■ Given records

★ ★ ★ ★

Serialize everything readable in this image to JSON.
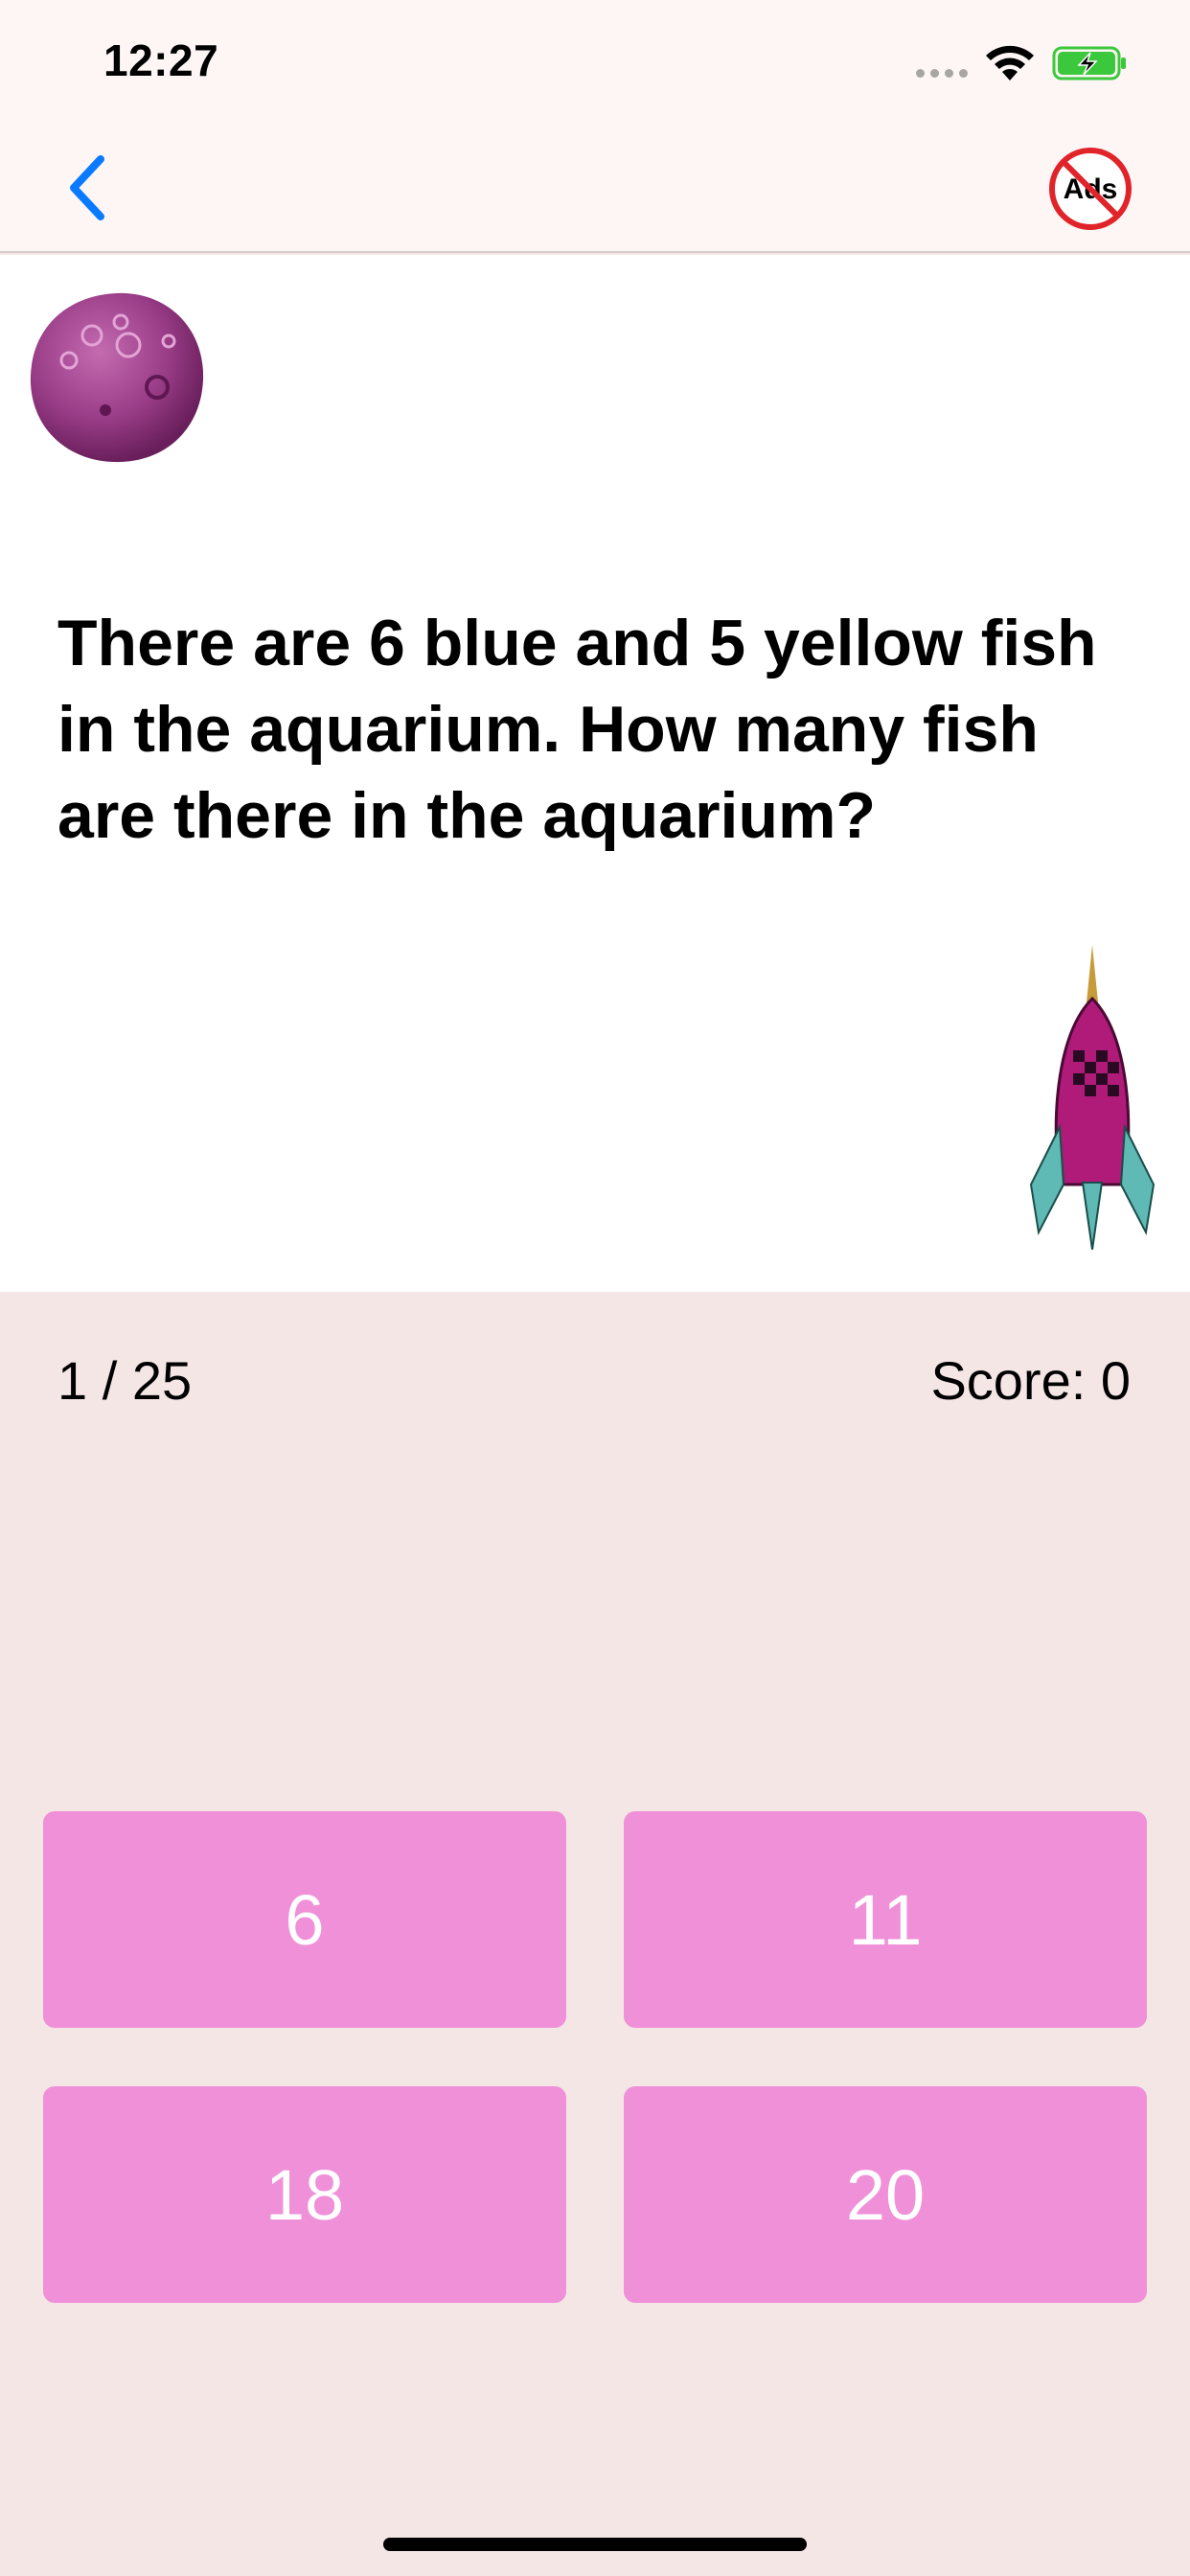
{
  "status_bar": {
    "time": "12:27",
    "icons": [
      "signal-dots-icon",
      "wifi-icon",
      "battery-charging-icon"
    ],
    "battery_color": "#3cc83c"
  },
  "nav": {
    "back_icon": "chevron-left-icon",
    "back_color": "#0a7aff",
    "ads_badge_text": "Ads",
    "ads_badge_color": "#e0242a"
  },
  "question": {
    "text": "There are 6 blue and 5 yellow fish in the aquarium. How many fish are there in the aquarium?",
    "decorations": [
      "planet-icon",
      "rocket-icon"
    ]
  },
  "quiz_status": {
    "progress": "1 / 25",
    "score": "Score: 0"
  },
  "answers": [
    {
      "label": "6"
    },
    {
      "label": "11"
    },
    {
      "label": "18"
    },
    {
      "label": "20"
    }
  ],
  "colors": {
    "answer_button": "#f090d8",
    "bottom_background": "#f5e6e6",
    "top_background": "#fdf6f5"
  }
}
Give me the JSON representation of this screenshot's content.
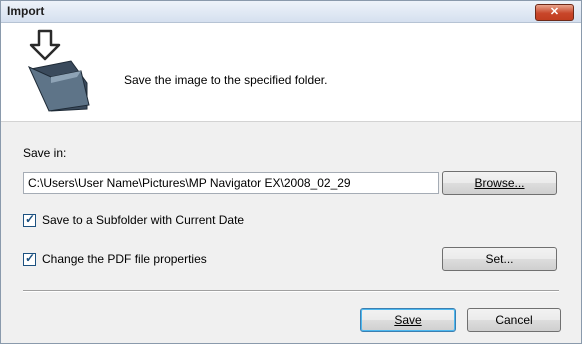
{
  "window": {
    "title": "Import",
    "close_label": "✕"
  },
  "header": {
    "text": "Save the image to the specified folder.",
    "icon": "download-folder-icon"
  },
  "save_in": {
    "label": "Save in:",
    "path": "C:\\Users\\User Name\\Pictures\\MP Navigator EX\\2008_02_29",
    "browse_label": "Browse..."
  },
  "options": {
    "subfolder_label": "Save to a Subfolder with Current Date",
    "subfolder_checked": true,
    "pdf_label": "Change the PDF file properties",
    "pdf_checked": true,
    "set_label": "Set..."
  },
  "footer": {
    "save_label": "Save",
    "cancel_label": "Cancel"
  }
}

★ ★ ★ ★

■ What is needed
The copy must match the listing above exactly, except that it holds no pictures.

■ Problem solution
Serialize everything readable in this image to JSON.
{
  "status_bar": {
    "time": "12:27",
    "icons": [
      "signal-dots-icon",
      "wifi-icon",
      "battery-charging-icon"
    ],
    "battery_color": "#3cc83c"
  },
  "nav": {
    "back_icon": "chevron-left-icon",
    "back_color": "#0a7aff",
    "ads_badge_text": "Ads",
    "ads_badge_color": "#e0242a"
  },
  "question": {
    "text": "There are 6 blue and 5 yellow fish in the aquarium. How many fish are there in the aquarium?",
    "decorations": [
      "planet-icon",
      "rocket-icon"
    ]
  },
  "quiz_status": {
    "progress": "1 / 25",
    "score": "Score: 0"
  },
  "answers": [
    {
      "label": "6"
    },
    {
      "label": "11"
    },
    {
      "label": "18"
    },
    {
      "label": "20"
    }
  ],
  "colors": {
    "answer_button": "#f090d8",
    "bottom_background": "#f5e6e6",
    "top_background": "#fdf6f5"
  }
}
Give me the JSON representation of this screenshot's content.
{
  "window": {
    "title": "Import",
    "close_label": "✕"
  },
  "header": {
    "text": "Save the image to the specified folder.",
    "icon": "download-folder-icon"
  },
  "save_in": {
    "label": "Save in:",
    "path": "C:\\Users\\User Name\\Pictures\\MP Navigator EX\\2008_02_29",
    "browse_label": "Browse..."
  },
  "options": {
    "subfolder_label": "Save to a Subfolder with Current Date",
    "subfolder_checked": true,
    "pdf_label": "Change the PDF file properties",
    "pdf_checked": true,
    "set_label": "Set..."
  },
  "footer": {
    "save_label": "Save",
    "cancel_label": "Cancel"
  }
}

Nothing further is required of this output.